> PROBLEM REQUIREMENTS: An exact copy of the listing below is required, minus its pictures.

> RECORDS FOR THE EXERCISE:
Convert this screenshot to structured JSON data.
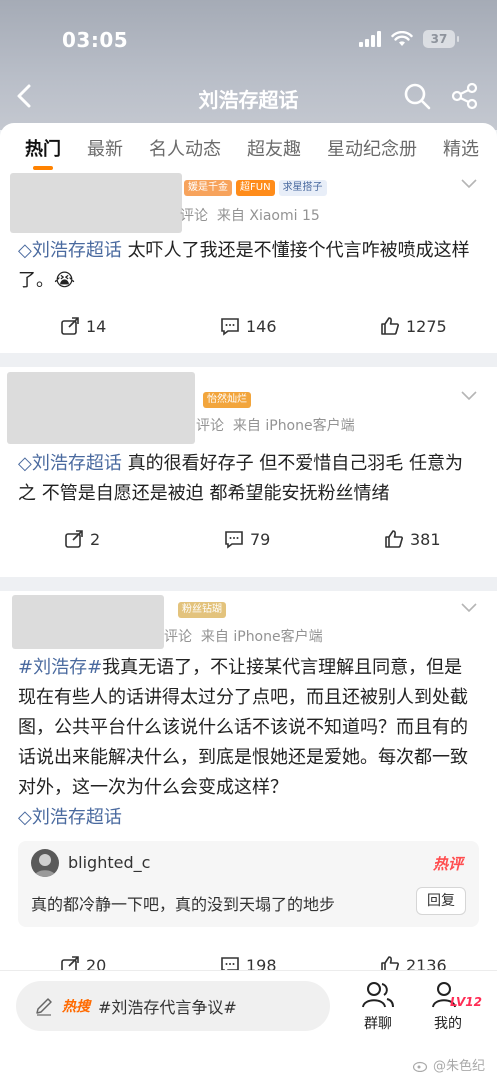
{
  "status": {
    "time": "03:05",
    "battery": "37"
  },
  "nav": {
    "title": "刘浩存超话"
  },
  "tabs": [
    {
      "label": "热门"
    },
    {
      "label": "最新"
    },
    {
      "label": "名人动态"
    },
    {
      "label": "超友趣"
    },
    {
      "label": "星动纪念册"
    },
    {
      "label": "精选"
    }
  ],
  "posts": [
    {
      "badges": [
        "媛是千金",
        "超FUN",
        "求星搭子"
      ],
      "meta_prefix": "评论",
      "meta_source": "来自 Xiaomi 15",
      "topic": "刘浩存超话",
      "text": " 太吓人了我还是不懂接个代言咋被喷成这样了。😭",
      "repost": "14",
      "comment": "146",
      "like": "1275"
    },
    {
      "badges": [
        "怡然灿烂"
      ],
      "meta_prefix": "评论",
      "meta_source": "来自 iPhone客户端",
      "topic": "刘浩存超话",
      "text": "  真的很看好存子 但不爱惜自己羽毛 任意为之 不管是自愿还是被迫 都希望能安抚粉丝情绪",
      "repost": "2",
      "comment": "79",
      "like": "381"
    },
    {
      "badges": [
        "粉丝钻瑚"
      ],
      "meta_prefix": "评论",
      "meta_source": "来自 iPhone客户端",
      "topic_hash": "#刘浩存#",
      "text": "我真无语了，不让接某代言理解且同意，但是现在有些人的话讲得太过分了点吧，而且还被别人到处截图，公共平台什么该说什么话不该说不知道吗？而且有的话说出来能解决什么，到底是恨她还是爱她。每次都一致对外，这一次为什么会变成这样？",
      "topic": "刘浩存超话",
      "hot_comment": {
        "user": "blighted_c",
        "tag": "热评",
        "text": "真的都冷静一下吧，真的没到天塌了的地步",
        "reply": "回复"
      },
      "repost": "20",
      "comment": "198",
      "like": "2136"
    }
  ],
  "bottom": {
    "hot_label": "热搜",
    "hot_text": "#刘浩存代言争议#",
    "group_chat": "群聊",
    "mine": "我的",
    "level": "LV12",
    "watermark": "@朱色纪"
  }
}
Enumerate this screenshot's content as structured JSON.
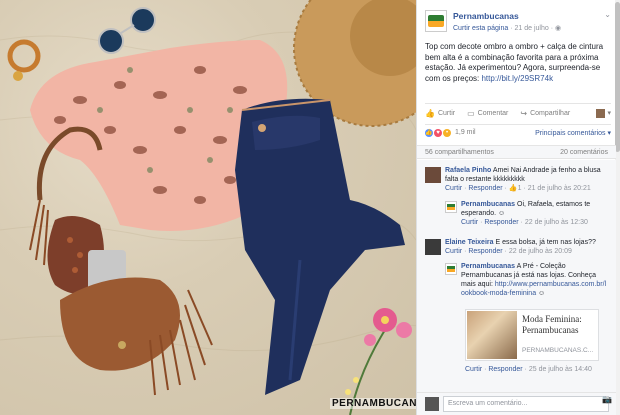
{
  "post": {
    "page_name": "Pernambucanas",
    "like_page": "Curtir esta página",
    "date": "· 21 de julho ·",
    "text": "Top com decote ombro a ombro + calça de cintura bem alta é a combinação favorita para a próxima estação. Já experimentou? Agora, surpreenda-se com os preços: ",
    "link": "http://bit.ly/29SR74k",
    "photo_brand": "PERNAMBUCANAS"
  },
  "actions": {
    "like": "Curtir",
    "comment": "Comentar",
    "share": "Compartilhar",
    "dropdown": "▾"
  },
  "reactions": {
    "count": "1,9 mil",
    "sort": "Principais comentários ▾"
  },
  "stats": {
    "shares": "56 compartilhamentos",
    "comments": "20 comentários"
  },
  "comments": [
    {
      "author": "Rafaela Pinho",
      "text": " Amei Nai Andrade ja fenho a blusa falta o restante kkkkkkkkk",
      "like": "Curtir",
      "reply": "Responder",
      "likes": "1",
      "time": "21 de julho às 20:21"
    },
    {
      "author": "Pernambucanas",
      "text": " Oi, Rafaela, estamos te esperando. ☺",
      "like": "Curtir",
      "reply": "Responder",
      "time": "22 de julho às 12:30"
    },
    {
      "author": "Elaine Teixeira",
      "text": " E essa bolsa, já tem nas lojas??",
      "like": "Curtir",
      "reply": "Responder",
      "time": "22 de julho às 20:09"
    },
    {
      "author": "Pernambucanas",
      "text": " A Pré - Coleção Pernambucanas já está nas lojas. Conheça mais aqui:",
      "link": "http://www.pernambucanas.com.br/lookbook-moda-feminina",
      "emoji": " ☺",
      "like": "Curtir",
      "reply": "Responder",
      "time": "25 de julho às 14:40"
    }
  ],
  "link_card": {
    "title": "Moda Feminina: Pernambucanas",
    "domain": "PERNAMBUCANAS.C..."
  },
  "reply_box": {
    "placeholder": "Escreva um comentário..."
  }
}
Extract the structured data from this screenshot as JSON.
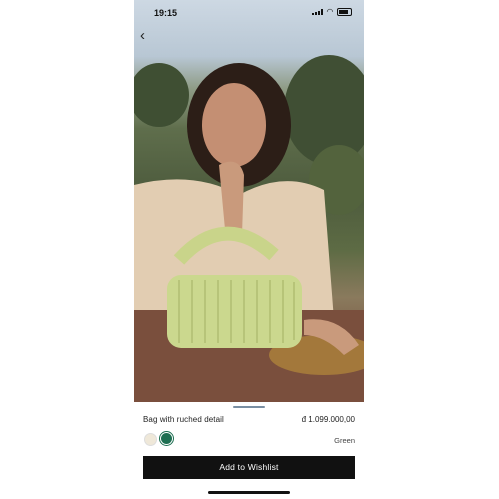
{
  "status_bar": {
    "time": "19:15"
  },
  "navigation": {
    "back_icon": "chevron-left-icon"
  },
  "product": {
    "name": "Bag with ruched detail",
    "price": "đ 1.099.000,00",
    "selected_color": "Green",
    "swatches": [
      {
        "name": "cream",
        "hex": "#efe8d9"
      },
      {
        "name": "green",
        "hex": "#1e6f52"
      }
    ]
  },
  "actions": {
    "wishlist_label": "Add to Wishlist"
  }
}
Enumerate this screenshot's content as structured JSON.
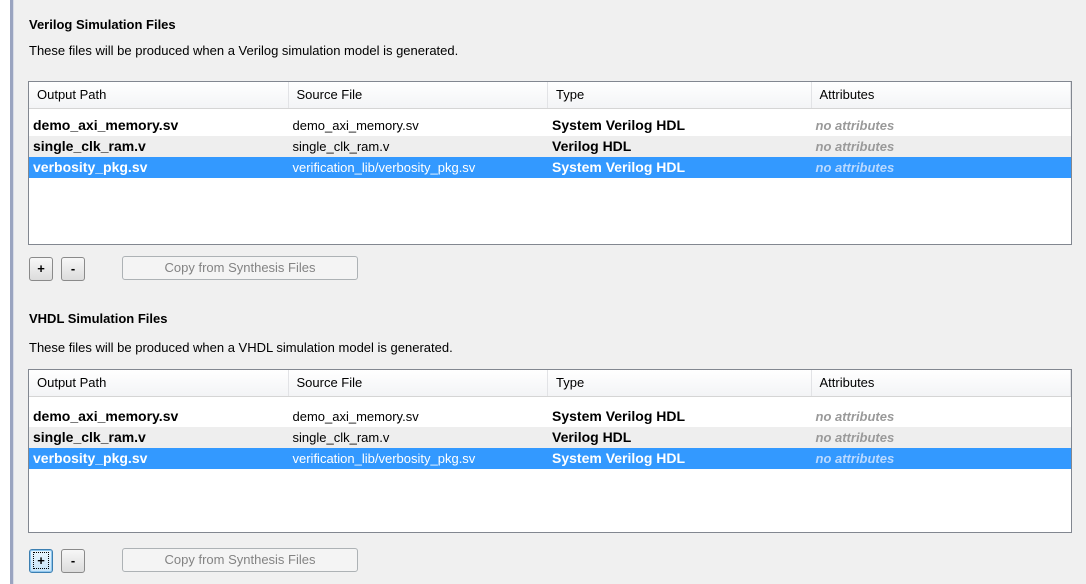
{
  "sections": [
    {
      "title": "Verilog Simulation Files",
      "description": "These files will be produced when a Verilog simulation model is generated.",
      "columns": [
        "Output Path",
        "Source File",
        "Type",
        "Attributes"
      ],
      "rows": [
        {
          "output_path": "demo_axi_memory.sv",
          "source_file": "demo_axi_memory.sv",
          "type": "System Verilog HDL",
          "attributes": "no attributes"
        },
        {
          "output_path": "single_clk_ram.v",
          "source_file": "single_clk_ram.v",
          "type": "Verilog HDL",
          "attributes": "no attributes"
        },
        {
          "output_path": "verbosity_pkg.sv",
          "source_file": "verification_lib/verbosity_pkg.sv",
          "type": "System Verilog HDL",
          "attributes": "no attributes"
        }
      ],
      "add_label": "+",
      "remove_label": "-",
      "copy_label": "Copy from Synthesis Files"
    },
    {
      "title": "VHDL Simulation Files",
      "description": "These files will be produced when a VHDL simulation model is generated.",
      "columns": [
        "Output Path",
        "Source File",
        "Type",
        "Attributes"
      ],
      "rows": [
        {
          "output_path": "demo_axi_memory.sv",
          "source_file": "demo_axi_memory.sv",
          "type": "System Verilog HDL",
          "attributes": "no attributes"
        },
        {
          "output_path": "single_clk_ram.v",
          "source_file": "single_clk_ram.v",
          "type": "Verilog HDL",
          "attributes": "no attributes"
        },
        {
          "output_path": "verbosity_pkg.sv",
          "source_file": "verification_lib/verbosity_pkg.sv",
          "type": "System Verilog HDL",
          "attributes": "no attributes"
        }
      ],
      "add_label": "+",
      "remove_label": "-",
      "copy_label": "Copy from Synthesis Files"
    }
  ],
  "colors": {
    "selection": "#3399ff",
    "stripe": "#eeeeee",
    "attribute_text": "#9a9a9a"
  }
}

> EXERCISE SOLUTION:
Convert this screenshot to structured JSON data.
{
  "status": {
    "time": "03:05",
    "battery": "37"
  },
  "nav": {
    "title": "刘浩存超话"
  },
  "tabs": [
    {
      "label": "热门"
    },
    {
      "label": "最新"
    },
    {
      "label": "名人动态"
    },
    {
      "label": "超友趣"
    },
    {
      "label": "星动纪念册"
    },
    {
      "label": "精选"
    }
  ],
  "posts": [
    {
      "badges": [
        "媛是千金",
        "超FUN",
        "求星搭子"
      ],
      "meta_prefix": "评论",
      "meta_source": "来自 Xiaomi 15",
      "topic": "刘浩存超话",
      "text": " 太吓人了我还是不懂接个代言咋被喷成这样了。😭",
      "repost": "14",
      "comment": "146",
      "like": "1275"
    },
    {
      "badges": [
        "怡然灿烂"
      ],
      "meta_prefix": "评论",
      "meta_source": "来自 iPhone客户端",
      "topic": "刘浩存超话",
      "text": "  真的很看好存子 但不爱惜自己羽毛 任意为之 不管是自愿还是被迫 都希望能安抚粉丝情绪",
      "repost": "2",
      "comment": "79",
      "like": "381"
    },
    {
      "badges": [
        "粉丝钻瑚"
      ],
      "meta_prefix": "评论",
      "meta_source": "来自 iPhone客户端",
      "topic_hash": "#刘浩存#",
      "text": "我真无语了，不让接某代言理解且同意，但是现在有些人的话讲得太过分了点吧，而且还被别人到处截图，公共平台什么该说什么话不该说不知道吗？而且有的话说出来能解决什么，到底是恨她还是爱她。每次都一致对外，这一次为什么会变成这样？",
      "topic": "刘浩存超话",
      "hot_comment": {
        "user": "blighted_c",
        "tag": "热评",
        "text": "真的都冷静一下吧，真的没到天塌了的地步",
        "reply": "回复"
      },
      "repost": "20",
      "comment": "198",
      "like": "2136"
    }
  ],
  "bottom": {
    "hot_label": "热搜",
    "hot_text": "#刘浩存代言争议#",
    "group_chat": "群聊",
    "mine": "我的",
    "level": "LV12",
    "watermark": "@朱色纪"
  }
}
Enumerate this screenshot's content as structured JSON.
{
  "post": {
    "page_name": "Pernambucanas",
    "like_page": "Curtir esta página",
    "date": "· 21 de julho ·",
    "text": "Top com decote ombro a ombro + calça de cintura bem alta é a combinação favorita para a próxima estação. Já experimentou? Agora, surpreenda-se com os preços: ",
    "link": "http://bit.ly/29SR74k",
    "photo_brand": "PERNAMBUCANAS"
  },
  "actions": {
    "like": "Curtir",
    "comment": "Comentar",
    "share": "Compartilhar",
    "dropdown": "▾"
  },
  "reactions": {
    "count": "1,9 mil",
    "sort": "Principais comentários ▾"
  },
  "stats": {
    "shares": "56 compartilhamentos",
    "comments": "20 comentários"
  },
  "comments": [
    {
      "author": "Rafaela Pinho",
      "text": " Amei Nai Andrade ja fenho a blusa falta o restante kkkkkkkkk",
      "like": "Curtir",
      "reply": "Responder",
      "likes": "1",
      "time": "21 de julho às 20:21"
    },
    {
      "author": "Pernambucanas",
      "text": " Oi, Rafaela, estamos te esperando. ☺",
      "like": "Curtir",
      "reply": "Responder",
      "time": "22 de julho às 12:30"
    },
    {
      "author": "Elaine Teixeira",
      "text": " E essa bolsa, já tem nas lojas??",
      "like": "Curtir",
      "reply": "Responder",
      "time": "22 de julho às 20:09"
    },
    {
      "author": "Pernambucanas",
      "text": " A Pré - Coleção Pernambucanas já está nas lojas. Conheça mais aqui:",
      "link": "http://www.pernambucanas.com.br/lookbook-moda-feminina",
      "emoji": " ☺",
      "like": "Curtir",
      "reply": "Responder",
      "time": "25 de julho às 14:40"
    }
  ],
  "link_card": {
    "title": "Moda Feminina: Pernambucanas",
    "domain": "PERNAMBUCANAS.C..."
  },
  "reply_box": {
    "placeholder": "Escreva um comentário..."
  }
}
Extract the structured data from this screenshot as JSON.
{
  "status_bar": {
    "time": "19:15"
  },
  "navigation": {
    "back_icon": "chevron-left-icon"
  },
  "product": {
    "name": "Bag with ruched detail",
    "price": "đ 1.099.000,00",
    "selected_color": "Green",
    "swatches": [
      {
        "name": "cream",
        "hex": "#efe8d9"
      },
      {
        "name": "green",
        "hex": "#1e6f52"
      }
    ]
  },
  "actions": {
    "wishlist_label": "Add to Wishlist"
  }
}
Enumerate this screenshot's content as structured JSON.
{
  "sections": [
    {
      "title": "Verilog Simulation Files",
      "description": "These files will be produced when a Verilog simulation model is generated.",
      "columns": [
        "Output Path",
        "Source File",
        "Type",
        "Attributes"
      ],
      "rows": [
        {
          "output_path": "demo_axi_memory.sv",
          "source_file": "demo_axi_memory.sv",
          "type": "System Verilog HDL",
          "attributes": "no attributes"
        },
        {
          "output_path": "single_clk_ram.v",
          "source_file": "single_clk_ram.v",
          "type": "Verilog HDL",
          "attributes": "no attributes"
        },
        {
          "output_path": "verbosity_pkg.sv",
          "source_file": "verification_lib/verbosity_pkg.sv",
          "type": "System Verilog HDL",
          "attributes": "no attributes"
        }
      ],
      "add_label": "+",
      "remove_label": "-",
      "copy_label": "Copy from Synthesis Files"
    },
    {
      "title": "VHDL Simulation Files",
      "description": "These files will be produced when a VHDL simulation model is generated.",
      "columns": [
        "Output Path",
        "Source File",
        "Type",
        "Attributes"
      ],
      "rows": [
        {
          "output_path": "demo_axi_memory.sv",
          "source_file": "demo_axi_memory.sv",
          "type": "System Verilog HDL",
          "attributes": "no attributes"
        },
        {
          "output_path": "single_clk_ram.v",
          "source_file": "single_clk_ram.v",
          "type": "Verilog HDL",
          "attributes": "no attributes"
        },
        {
          "output_path": "verbosity_pkg.sv",
          "source_file": "verification_lib/verbosity_pkg.sv",
          "type": "System Verilog HDL",
          "attributes": "no attributes"
        }
      ],
      "add_label": "+",
      "remove_label": "-",
      "copy_label": "Copy from Synthesis Files"
    }
  ],
  "colors": {
    "selection": "#3399ff",
    "stripe": "#eeeeee",
    "attribute_text": "#9a9a9a"
  }
}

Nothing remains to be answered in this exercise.